Drug Pricing Lab 03/15/2021
The Drugs at the Heart of Our Pricing Crisis
The US drug pricing system is broken, but not irreparable. For large-molecule biologic drugs, enter: Production Plus Profit Pricing (P-quad, pronounced like Ahab's seagoing vessel).
NYTimes 03/15/2021
Bottom-Up Pricing Estimate for P-quad
How much would biologic drugs cost under P-quad pricing? Two approaches to estimating fully loaded costs plus a profit (10% and 20% examined) suggest net discounts from current prices would be at least 65% to 75%
Drug Pricing Lab 03/12/2021
Ethics of Clinical Trials to Evaluate Biosimilars
Biosimilars require extensive, expensive, and time-consuming human testing prior to market entry, a process vastly different than generics. So why are we still doing them?
MedRx IV 03/09/2021
Time to Throw in the Towel on Biosimilars
Peter Bach and Mark Trusheim of MIT Sloan School of Management underscore the drawbacks of Washington's preferred solution to introduce competition for biologics, the biosimilar model.
WSJ 08/21/2019
Abandon Biosimilars as Biologics are Natural Monopolies
Biosimilars will not effectively lower the price of biologic drugs after the period of market exclusivity.
HA Blog 04/15/2019
Production Plus Profit Pricing (P-quad) for Biologic Drugs
In 2019, Peter Bach and Mark Trusheim argued that biologics are "natural monopolies". Two years later, they revisit this idea with new data.
HA Blog
Xeljanz, the FDA, and nine years of patient harm
Quantifying population-level adverse events in the near decade between when safety concerns were identified and FDA action
Drug Pricing Lab 05/31/2022
Atypical antipsychotics: Decades of use, unfathomable harms
Using attributable risk calculations to quantify how many premature deaths resulted from atypical antipsychotic use in the elderly
Drug Pricing Lab 05/31/2022
Medicare Part B Premium Dynamics Explained
The Drug Pricing Lab commissioned Milliman to prepare a report exploring the impact of changes in Medicare Part B program costs on beneficiaries’ premiums and Social Security payments. This report focuses on the 2022 Part B premium for beneficiaries with various income levels to illustrate the payment dynamics and discusses the implications for related programs.
Milliman 12/23/2021
Comparing Factors that Influence Pharmaceutical Pricing and Access in the…
Drug prices in the United States are some of the highest in the world, which has triggered several policy proposals aimed at adopting pricing strategies used by other countries.
Drug Pricing Lab 12/20/2021
Biosimilars in Medicare Part D: pricing dynamics and considerations
The Drug Pricing Lab engaged Milliman to prepare a report summarizing the pricing dynamics affecting utilization of biosimilars in the current Medicare Part D marketplace and under the proposed Part D benefit design in the Build Back Better Act.

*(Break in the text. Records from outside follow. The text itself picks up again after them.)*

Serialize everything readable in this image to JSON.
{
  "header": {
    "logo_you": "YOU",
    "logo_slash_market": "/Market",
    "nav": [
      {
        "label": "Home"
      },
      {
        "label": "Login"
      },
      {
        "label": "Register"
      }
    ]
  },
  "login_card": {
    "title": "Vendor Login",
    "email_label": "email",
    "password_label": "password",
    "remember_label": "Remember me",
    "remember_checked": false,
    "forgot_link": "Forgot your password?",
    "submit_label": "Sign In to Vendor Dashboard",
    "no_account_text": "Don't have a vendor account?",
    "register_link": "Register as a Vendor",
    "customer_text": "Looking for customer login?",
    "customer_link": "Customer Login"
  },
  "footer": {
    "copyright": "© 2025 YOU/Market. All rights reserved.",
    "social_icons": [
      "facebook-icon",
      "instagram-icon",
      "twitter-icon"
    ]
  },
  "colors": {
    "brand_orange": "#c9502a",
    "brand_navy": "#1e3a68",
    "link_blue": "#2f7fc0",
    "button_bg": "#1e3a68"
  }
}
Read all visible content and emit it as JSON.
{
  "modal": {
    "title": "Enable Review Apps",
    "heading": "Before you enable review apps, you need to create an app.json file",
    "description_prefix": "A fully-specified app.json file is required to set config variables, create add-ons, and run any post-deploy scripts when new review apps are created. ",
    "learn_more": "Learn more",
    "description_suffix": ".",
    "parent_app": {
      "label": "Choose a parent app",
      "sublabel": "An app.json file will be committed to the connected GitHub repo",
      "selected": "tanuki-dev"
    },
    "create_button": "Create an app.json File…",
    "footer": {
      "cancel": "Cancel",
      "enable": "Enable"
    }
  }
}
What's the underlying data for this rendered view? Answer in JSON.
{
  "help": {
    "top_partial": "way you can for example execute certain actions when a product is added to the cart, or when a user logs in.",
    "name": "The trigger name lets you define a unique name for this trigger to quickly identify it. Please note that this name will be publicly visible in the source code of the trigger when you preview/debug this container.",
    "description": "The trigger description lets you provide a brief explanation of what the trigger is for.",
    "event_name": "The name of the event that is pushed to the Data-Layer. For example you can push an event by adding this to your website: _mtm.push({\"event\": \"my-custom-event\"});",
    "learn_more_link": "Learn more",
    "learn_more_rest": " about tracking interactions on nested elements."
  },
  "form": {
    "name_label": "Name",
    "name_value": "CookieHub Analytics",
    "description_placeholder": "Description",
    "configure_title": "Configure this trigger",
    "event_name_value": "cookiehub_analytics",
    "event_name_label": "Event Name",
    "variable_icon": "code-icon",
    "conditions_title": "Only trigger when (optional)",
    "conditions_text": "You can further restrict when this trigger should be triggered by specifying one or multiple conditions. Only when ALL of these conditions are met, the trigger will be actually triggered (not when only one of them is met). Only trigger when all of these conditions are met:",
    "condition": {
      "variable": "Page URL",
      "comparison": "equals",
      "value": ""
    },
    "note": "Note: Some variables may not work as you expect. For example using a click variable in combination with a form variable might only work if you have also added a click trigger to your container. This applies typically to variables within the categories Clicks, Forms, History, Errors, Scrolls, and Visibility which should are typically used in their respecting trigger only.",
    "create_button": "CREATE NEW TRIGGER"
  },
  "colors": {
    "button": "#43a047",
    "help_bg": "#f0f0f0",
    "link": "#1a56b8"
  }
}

This report was commissioned by the Drug Pricing Lab.
Milliman 12/14/2021

Learn how drug pricing works

Certain aspects of the payment and reimbursement processes in the US may distort incentives and negatively influence drug prices. Learn how through by exploring our tutorials.

Explore Our Tutorials

Stay up to date on our work and news